New Physics Buildings to Help Involvement in Telescope Project
COLLEGE STATION —
Design plans for two new physics buildings have been approved by the Board of Regents and construction will begin on the buildings as early as May.
Their construction is part of a $35 million donation to Texas A&M by George P. Mitchell, Class of 1940, with the intention of helping the University become a top school in physics and astronomy.
“We didn’t want to have a second-rate program,” said Edward Fry, head of the physics department. “We wanted to have (a) top ten program if we were going to do it at all.”
Student interest in astronomy is increasing dramatically at A&M and at other universities in the country, he said.
“At UC Berkley 25 percent of the undergraduates take astronomy as an elective,” Fry said.
He added that at A&M enrollment in undergraduate astronomy classes has grown by approximately 20 percent each year, for the past several years.
The physics department’s goal is to rank in the nation’s top 10 schools for physics, Fry said.
Mitchell commissioned architect Michael Graves to design the two new physics buildings.
The buildings, which will both be named after Mitchell, will allow the physics department to consolidate its labs and classrooms, which Fry says will improve classroom instruction.
“A key part of physics is good lecture demonstrations and it’s difficult to move demonstrations, so they’ve been cut way down,” Fry said. “That will all be rectified.”

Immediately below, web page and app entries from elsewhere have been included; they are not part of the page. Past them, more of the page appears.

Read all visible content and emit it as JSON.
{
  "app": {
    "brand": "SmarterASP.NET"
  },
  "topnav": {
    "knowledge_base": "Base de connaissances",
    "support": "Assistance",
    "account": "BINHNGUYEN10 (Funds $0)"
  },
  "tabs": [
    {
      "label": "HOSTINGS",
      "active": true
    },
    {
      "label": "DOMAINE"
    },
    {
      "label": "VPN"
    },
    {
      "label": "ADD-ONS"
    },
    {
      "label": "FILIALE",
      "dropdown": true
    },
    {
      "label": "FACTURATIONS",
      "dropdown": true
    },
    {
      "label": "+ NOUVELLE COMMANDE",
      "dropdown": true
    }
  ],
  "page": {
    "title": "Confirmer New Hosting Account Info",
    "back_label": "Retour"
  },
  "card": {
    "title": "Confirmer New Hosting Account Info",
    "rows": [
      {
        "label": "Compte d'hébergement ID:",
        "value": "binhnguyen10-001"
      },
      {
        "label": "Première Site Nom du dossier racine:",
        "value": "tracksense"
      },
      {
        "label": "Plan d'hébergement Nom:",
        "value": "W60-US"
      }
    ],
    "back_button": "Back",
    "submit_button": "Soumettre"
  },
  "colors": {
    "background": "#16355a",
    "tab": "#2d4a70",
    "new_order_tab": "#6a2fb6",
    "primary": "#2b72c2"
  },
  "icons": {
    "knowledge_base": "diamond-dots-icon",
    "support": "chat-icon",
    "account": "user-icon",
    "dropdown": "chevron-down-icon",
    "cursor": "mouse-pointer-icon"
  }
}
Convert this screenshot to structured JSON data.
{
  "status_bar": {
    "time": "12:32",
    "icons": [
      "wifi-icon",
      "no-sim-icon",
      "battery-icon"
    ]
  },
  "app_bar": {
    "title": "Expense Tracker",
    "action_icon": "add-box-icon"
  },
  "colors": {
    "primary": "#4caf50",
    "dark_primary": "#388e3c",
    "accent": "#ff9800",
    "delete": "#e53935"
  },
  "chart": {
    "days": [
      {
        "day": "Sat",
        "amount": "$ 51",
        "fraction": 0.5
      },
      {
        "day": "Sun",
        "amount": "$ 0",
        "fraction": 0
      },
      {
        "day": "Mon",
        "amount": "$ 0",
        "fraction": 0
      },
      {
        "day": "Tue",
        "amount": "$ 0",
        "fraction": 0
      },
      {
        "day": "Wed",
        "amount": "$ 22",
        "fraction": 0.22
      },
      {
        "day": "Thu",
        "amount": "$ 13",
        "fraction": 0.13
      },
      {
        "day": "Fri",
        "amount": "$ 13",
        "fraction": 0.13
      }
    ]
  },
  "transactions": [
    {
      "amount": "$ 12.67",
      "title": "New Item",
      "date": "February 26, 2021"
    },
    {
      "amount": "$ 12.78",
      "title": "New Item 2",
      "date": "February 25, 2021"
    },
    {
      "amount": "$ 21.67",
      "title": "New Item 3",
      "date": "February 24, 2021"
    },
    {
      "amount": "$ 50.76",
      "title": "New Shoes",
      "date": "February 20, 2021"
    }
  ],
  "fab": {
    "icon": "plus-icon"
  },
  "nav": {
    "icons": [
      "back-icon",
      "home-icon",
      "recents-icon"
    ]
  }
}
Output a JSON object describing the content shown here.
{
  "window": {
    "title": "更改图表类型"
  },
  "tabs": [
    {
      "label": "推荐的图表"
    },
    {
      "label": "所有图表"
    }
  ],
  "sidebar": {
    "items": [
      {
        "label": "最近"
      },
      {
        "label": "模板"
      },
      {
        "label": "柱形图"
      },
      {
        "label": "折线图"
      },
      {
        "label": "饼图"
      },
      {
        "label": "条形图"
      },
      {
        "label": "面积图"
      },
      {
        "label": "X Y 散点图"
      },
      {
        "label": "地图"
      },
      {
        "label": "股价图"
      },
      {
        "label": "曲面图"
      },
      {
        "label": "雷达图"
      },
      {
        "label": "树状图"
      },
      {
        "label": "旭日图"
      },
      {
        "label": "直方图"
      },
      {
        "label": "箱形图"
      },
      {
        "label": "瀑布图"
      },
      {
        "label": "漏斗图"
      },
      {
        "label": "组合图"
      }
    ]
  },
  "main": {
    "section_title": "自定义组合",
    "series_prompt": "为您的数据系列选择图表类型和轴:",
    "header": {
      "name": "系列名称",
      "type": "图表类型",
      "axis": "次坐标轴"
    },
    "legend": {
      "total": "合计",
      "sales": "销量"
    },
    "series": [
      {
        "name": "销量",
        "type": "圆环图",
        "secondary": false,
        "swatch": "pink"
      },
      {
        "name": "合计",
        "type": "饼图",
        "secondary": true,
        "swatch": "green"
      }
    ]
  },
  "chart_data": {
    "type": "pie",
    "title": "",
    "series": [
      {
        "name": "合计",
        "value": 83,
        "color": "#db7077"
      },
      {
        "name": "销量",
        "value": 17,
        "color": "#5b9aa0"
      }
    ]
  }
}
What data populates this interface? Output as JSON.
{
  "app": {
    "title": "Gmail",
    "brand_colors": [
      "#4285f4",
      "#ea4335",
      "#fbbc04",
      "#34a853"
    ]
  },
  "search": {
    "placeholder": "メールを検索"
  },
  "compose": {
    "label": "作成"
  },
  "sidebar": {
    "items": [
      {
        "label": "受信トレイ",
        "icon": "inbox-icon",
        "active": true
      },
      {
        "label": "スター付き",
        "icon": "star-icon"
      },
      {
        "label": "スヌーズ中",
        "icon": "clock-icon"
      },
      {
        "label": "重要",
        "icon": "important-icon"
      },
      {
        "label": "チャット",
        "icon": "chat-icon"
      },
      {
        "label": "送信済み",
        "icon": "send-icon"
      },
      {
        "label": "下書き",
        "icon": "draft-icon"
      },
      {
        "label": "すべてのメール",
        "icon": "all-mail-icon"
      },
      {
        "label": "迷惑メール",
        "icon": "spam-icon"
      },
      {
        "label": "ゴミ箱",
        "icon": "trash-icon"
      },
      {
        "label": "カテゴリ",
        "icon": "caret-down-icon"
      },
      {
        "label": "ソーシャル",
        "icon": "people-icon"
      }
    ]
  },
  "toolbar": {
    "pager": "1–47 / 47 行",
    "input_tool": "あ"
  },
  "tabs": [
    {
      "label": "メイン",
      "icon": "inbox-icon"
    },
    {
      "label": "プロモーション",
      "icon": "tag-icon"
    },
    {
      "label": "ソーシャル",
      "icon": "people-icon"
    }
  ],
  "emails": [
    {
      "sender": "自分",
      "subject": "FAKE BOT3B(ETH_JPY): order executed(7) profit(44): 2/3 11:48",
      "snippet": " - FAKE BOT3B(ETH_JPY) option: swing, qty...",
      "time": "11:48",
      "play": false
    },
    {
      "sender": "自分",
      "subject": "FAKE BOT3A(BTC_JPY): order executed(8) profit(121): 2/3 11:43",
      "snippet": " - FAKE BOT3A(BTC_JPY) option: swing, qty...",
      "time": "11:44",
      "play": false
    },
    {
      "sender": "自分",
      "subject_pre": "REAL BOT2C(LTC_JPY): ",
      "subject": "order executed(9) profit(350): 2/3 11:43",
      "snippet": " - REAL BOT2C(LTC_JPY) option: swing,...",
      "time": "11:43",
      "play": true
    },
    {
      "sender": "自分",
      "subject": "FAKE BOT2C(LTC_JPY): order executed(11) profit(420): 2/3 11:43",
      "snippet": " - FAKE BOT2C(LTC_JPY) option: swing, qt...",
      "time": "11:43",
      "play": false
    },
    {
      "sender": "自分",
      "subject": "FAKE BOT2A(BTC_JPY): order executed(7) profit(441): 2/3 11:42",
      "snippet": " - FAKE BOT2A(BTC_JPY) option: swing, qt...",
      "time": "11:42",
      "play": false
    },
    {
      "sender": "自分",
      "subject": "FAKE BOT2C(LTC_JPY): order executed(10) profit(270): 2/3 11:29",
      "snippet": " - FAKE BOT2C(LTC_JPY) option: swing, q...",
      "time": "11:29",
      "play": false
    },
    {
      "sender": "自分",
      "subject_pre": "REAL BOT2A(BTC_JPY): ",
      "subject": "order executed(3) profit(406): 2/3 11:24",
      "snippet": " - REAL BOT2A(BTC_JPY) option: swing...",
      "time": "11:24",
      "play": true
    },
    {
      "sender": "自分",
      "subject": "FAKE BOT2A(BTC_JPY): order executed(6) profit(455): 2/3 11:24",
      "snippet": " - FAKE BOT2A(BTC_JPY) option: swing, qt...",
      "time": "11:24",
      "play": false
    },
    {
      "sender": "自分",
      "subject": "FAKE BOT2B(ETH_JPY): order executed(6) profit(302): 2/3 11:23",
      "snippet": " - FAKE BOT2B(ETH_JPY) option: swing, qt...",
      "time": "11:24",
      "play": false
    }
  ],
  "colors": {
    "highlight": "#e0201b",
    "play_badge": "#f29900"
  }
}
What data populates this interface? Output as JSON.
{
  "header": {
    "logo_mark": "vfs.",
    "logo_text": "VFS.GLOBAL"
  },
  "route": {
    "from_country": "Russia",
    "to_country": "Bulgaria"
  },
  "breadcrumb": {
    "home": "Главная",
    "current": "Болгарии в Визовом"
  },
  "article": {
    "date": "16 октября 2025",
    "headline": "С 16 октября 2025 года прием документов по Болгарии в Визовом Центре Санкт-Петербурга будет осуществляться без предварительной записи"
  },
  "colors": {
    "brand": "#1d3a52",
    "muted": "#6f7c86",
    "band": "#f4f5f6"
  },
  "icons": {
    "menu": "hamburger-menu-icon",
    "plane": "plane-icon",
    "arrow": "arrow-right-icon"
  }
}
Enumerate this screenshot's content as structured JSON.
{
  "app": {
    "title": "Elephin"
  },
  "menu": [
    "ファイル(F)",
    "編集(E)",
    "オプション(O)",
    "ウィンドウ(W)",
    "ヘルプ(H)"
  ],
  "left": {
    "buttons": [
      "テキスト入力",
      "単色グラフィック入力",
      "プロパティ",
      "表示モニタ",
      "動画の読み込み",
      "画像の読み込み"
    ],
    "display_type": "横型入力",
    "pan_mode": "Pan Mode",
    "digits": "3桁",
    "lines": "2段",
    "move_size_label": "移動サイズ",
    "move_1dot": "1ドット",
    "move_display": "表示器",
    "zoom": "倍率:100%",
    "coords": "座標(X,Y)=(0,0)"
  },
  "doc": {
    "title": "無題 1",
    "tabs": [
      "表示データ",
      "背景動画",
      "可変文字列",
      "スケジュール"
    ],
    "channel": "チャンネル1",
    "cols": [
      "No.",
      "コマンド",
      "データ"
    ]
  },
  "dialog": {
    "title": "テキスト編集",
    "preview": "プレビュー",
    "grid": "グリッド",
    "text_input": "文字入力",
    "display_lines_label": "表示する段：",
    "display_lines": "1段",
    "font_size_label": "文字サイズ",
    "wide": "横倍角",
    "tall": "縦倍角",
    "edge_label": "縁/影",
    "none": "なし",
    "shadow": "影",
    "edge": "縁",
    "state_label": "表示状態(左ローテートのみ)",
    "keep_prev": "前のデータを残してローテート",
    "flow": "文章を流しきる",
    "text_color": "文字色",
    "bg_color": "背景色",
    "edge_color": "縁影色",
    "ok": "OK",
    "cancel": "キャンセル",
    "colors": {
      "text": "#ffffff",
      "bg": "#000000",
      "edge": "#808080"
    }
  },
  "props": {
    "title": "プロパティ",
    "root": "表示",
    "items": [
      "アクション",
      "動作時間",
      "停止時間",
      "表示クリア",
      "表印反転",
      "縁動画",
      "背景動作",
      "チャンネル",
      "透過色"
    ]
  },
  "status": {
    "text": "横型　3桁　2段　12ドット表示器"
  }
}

Mitchell’s gift will allow the University to be more closely involved with the Giant Magellan Telescope, an instrument expected to make significant strides in the field of astronomy.
“We have now been able to infer the presence of planets that are in orbit around other stars, but with the Magellan Telescope, we will be able to block out the light from the star to see the planet,” Fry said.
In addition, the Department of Physics has begun hiring new faculty members, including Nobel Laureate Dudley Herschbach and U.S. National Academy of Sciences member Leonid Keldysh.
Freshman physics major Andrew Bradshaw said he believes the progress in the physics and astronomy programs will greatly enhance his education.
“I’m actually looking into astronomy as an extension, so it would be a great benefit to have those resources available,” Bradshaw said.
Everyone will benefit from the grant, said Don Curtis, assistant dean of liberal arts.
“Any time any of the colleges receives a gift, especially on the level of Mr. Mitchell’s, it benefits the University as a whole,” Curtis said.
For more information about other people and programs that help make Texas A&M University unique, visit thebatt.com.
The post New Physics Buildings to Help Involvement in Telescope Project appeared first on Texas A&M College of Science